Home Affairs Council
Agreement in sight on Schengen, asylum package advances
By Nathalie Vandystadt and Anca Gurzu | Wednesday 06 June 2012
The controversy over the Schengen reform is expected to be resolved with very few changes compared with existing rules for the absence of identity checks at intra-European borders. The Danish EU Presidency expects to secure agreement on two texts – the Schengen evaluation mechanism and the conditions for reintroducing checks at internal borders – at the Home Affairs Council, on 7 June in Luxembourg.
The situation has changed completely with the departure of Nicolas Sarkozy and Silvio Berlusconi. This reform emerged from the controversy, in early 2011, between Paris and Rome over the arrival of around 20,000 Tunisian immigrants in Italy. Once they received travel papers from Rome, they went to France to join family members. The other European countries gave in to French demands and urged the Commission to carry out a reform.
“If today’s French and Italian governments had been in office a year ago, we wouldn’t have changed the system at all,” said a Council source.
As under the existing rules, the states will be able to decide unilaterally to restore checks at national borders for foreseeable events like a football match or in an urgent situation, such as a terrorist threat. The Commission will nevertheless have a role to play in the only real innovation of the reform, which concerns a persistent serious failing by a country to monitor its external borders, as is the case currently with Greece, singled out for its deficiencies in combating illegal immigration at its border with Turkey and for its asylum system, considered degrading. In such cases, the Council and Commission may send teams of experts to assess the situation on location. The Commission may then recommend the deployment of European border guard teams. If the problem persists after three months, the Council, acting on a recommendation from the Commission, may decide to reintroduce border controls for a period of six months to two years at most between the “deficient” Schengen state and its European partners.
TARGET: END 2012
The Council will also tackle the Common European Asylum System (CEAS), a project that has seen limited progress in the last years due to various disagreements between member states and the institutions. There are currently four outstanding files in the completion of the CEAS, which aims to create greater harmonisation of national asylum systems and higher levels of protection for applicants by the end of 2012.
Firstly, the Council and the European Parliament are expected to finalise, by the end of June, negotiations on the revised Dublin regulations. While the main provision of the regulation – which allows for the return of asylum seekers to the first member state they entered the EU through – will remain in place after opposition from the Nordic countries, the new text introduces a mechanism for “early warning, preparedness and crisis management”. This means that member states with high migratory flows would receive, among others, financial aid and support from EU agencies.
Secondly, the Commission will present to the Council the proposal it tabled on 30 May regarding Eurodac, a database of fingerprints of asylum applicants and illegal migrants within the EU.

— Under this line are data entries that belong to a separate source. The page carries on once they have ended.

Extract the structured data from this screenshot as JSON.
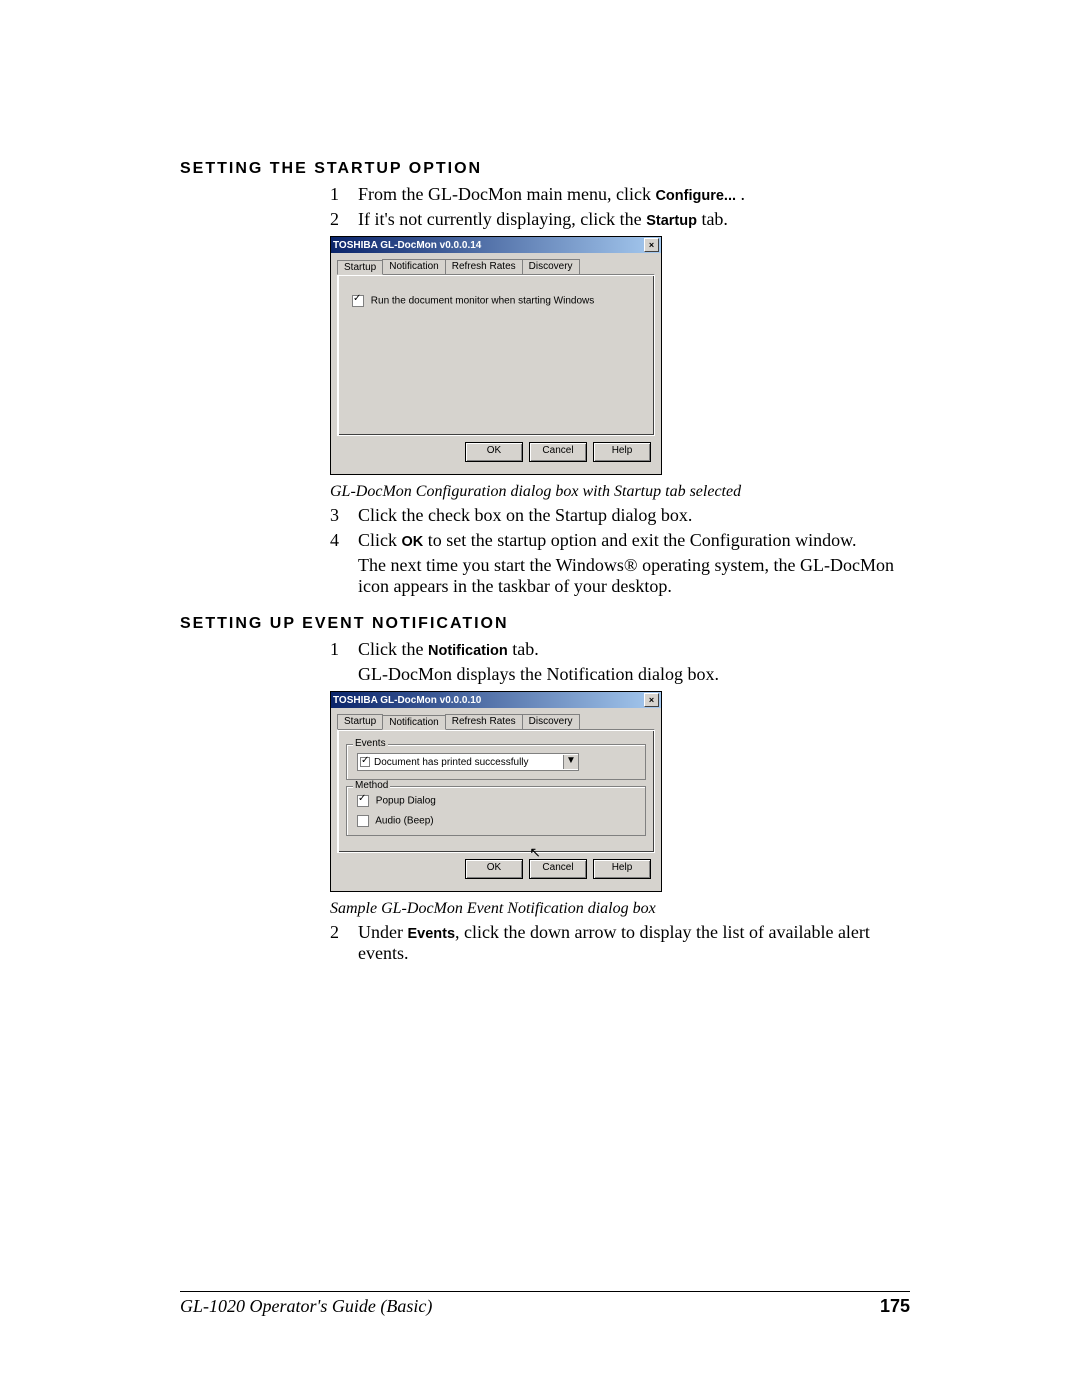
{
  "headings": {
    "h1": "SETTING THE STARTUP OPTION",
    "h2": "SETTING UP EVENT NOTIFICATION"
  },
  "s1": {
    "step1a": "From the GL-DocMon main menu, click ",
    "step1b": "Configure...",
    "step1c": " .",
    "step2a": "If it's not currently displaying, click the ",
    "step2b": "Startup",
    "step2c": " tab.",
    "caption": "GL-DocMon Configuration dialog box with Startup tab selected",
    "step3": "Click the check box on the Startup dialog box.",
    "step4a": "Click ",
    "step4b": "OK",
    "step4c": " to set the startup option and exit the Configuration window.",
    "para": "The next time you start the Windows® operating system, the GL-DocMon icon appears in the taskbar of your desktop."
  },
  "s2": {
    "step1a": "Click the ",
    "step1b": "Notification",
    "step1c": " tab.",
    "para1": "GL-DocMon displays the Notification dialog box.",
    "caption": "Sample GL-DocMon Event Notification dialog box",
    "step2a": "Under ",
    "step2b": "Events",
    "step2c": ", click the down arrow to display the list of available alert events."
  },
  "nums": {
    "n1": "1",
    "n2": "2",
    "n3": "3",
    "n4": "4"
  },
  "dialog1": {
    "title": "TOSHIBA GL-DocMon  v0.0.0.14",
    "tab1": "Startup",
    "tab2": "Notification",
    "tab3": "Refresh Rates",
    "tab4": "Discovery",
    "checklabel": "Run the document monitor when starting Windows",
    "ok": "OK",
    "cancel": "Cancel",
    "help": "Help"
  },
  "dialog2": {
    "title": "TOSHIBA GL-DocMon  v0.0.0.10",
    "tab1": "Startup",
    "tab2": "Notification",
    "tab3": "Refresh Rates",
    "tab4": "Discovery",
    "events_legend": "Events",
    "event_item": "Document has printed successfully",
    "method_legend": "Method",
    "popup": "Popup Dialog",
    "audio": "Audio (Beep)",
    "ok": "OK",
    "cancel": "Cancel",
    "help": "Help"
  },
  "footer": {
    "title": "GL-1020 Operator's Guide (Basic)",
    "page": "175"
  }
}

Europoliticspreviously reported that the Commission, which manages the database, is proposing to make Eurodac directly accessible to national police services in member states with the aim of facilitating their work. The ministers will have the opportunity to present their first reactions to the proposal. Negotiations with the European Parliament are expected to start as soon as possible.
The Council will also note progress on the Asylum Procedures Directive, which has been under recast since 2009. Specifically, progress has been made regarding access to the procedure, the rights of applicants with special procedural needs and the applicability of accelerated procedures. Discussions in the Council regarding issues such as guarantees for unaccompanied minors are due to be finalised in the coming days.
Finally, discussions on the Reception Conditions Directive, first adopted in 2003, are ongoing with Parliament. The goal of Copenhagen is to find a political agreement by the end of June
The justice ministers will meet, on 8 June, to discuss access to a lawyer during criminal proceedings, among other subjects.